From the AFP newswire, a new blossoming of interest in robots built for sex:
Called Honeydolls, the lifesize figures are made from surgical-grade silicone and resin, and are equipped with voice-emitting sensors in each breast. Pinch the nipples, and Cindy (or Soari or Maria, depending on the model) will react with a squeal and whisper pre-programmed sweet nothings in one’s ear.
Customised MP3 audio files can be substituted for a more personal touch. Price tag: 7,000 dollars (4,800 euros).
Women, too, are bound to be lured to sexbots, contended Levy.
“I don’t think that women will be any less attracted than men — they may be more attracted,” he said, pointing to a worldwide surge in the sale of vibrators, boosted by the lifting of taboos, ease of purchase and media endorsement.
Levy, who once made a living organising chess championships, unusually wrote his book first then tweaked it to present as a doctoral thesis at the University of Maastricht in the Netherlands.
The work has generated what he calls a “tsunami” of media interest since its publication last year and from an unusually broad spectrum of publications.
“In March, I will be featured in Scientific American, and in April there will be an article in Hustler,” said the futurist.

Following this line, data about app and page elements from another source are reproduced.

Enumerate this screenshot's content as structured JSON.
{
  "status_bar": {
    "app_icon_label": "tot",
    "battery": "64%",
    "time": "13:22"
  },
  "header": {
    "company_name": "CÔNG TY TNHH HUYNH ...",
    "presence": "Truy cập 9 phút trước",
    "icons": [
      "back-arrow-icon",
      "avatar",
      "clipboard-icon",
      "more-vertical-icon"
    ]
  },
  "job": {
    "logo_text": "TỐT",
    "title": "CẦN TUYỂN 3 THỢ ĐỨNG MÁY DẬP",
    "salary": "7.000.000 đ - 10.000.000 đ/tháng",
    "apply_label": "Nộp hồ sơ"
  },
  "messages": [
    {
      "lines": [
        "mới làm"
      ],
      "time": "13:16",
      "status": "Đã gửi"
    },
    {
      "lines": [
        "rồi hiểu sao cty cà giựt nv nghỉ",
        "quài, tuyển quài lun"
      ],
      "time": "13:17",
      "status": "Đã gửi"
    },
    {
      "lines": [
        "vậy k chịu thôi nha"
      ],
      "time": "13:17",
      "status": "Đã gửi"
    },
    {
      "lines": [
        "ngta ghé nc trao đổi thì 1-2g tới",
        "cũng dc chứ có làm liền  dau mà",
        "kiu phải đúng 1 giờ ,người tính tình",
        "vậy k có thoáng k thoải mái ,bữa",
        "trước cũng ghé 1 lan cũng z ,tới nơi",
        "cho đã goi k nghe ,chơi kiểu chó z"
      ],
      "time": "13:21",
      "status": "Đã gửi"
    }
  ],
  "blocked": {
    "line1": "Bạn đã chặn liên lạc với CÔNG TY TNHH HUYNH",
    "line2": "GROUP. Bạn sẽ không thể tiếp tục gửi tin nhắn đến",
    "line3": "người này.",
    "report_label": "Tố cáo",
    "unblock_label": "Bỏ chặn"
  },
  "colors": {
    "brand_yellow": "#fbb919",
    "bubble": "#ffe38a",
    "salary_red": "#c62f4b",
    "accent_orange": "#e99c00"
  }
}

It’s when they start having human-robot hybrid babies that I’ll get really nervous.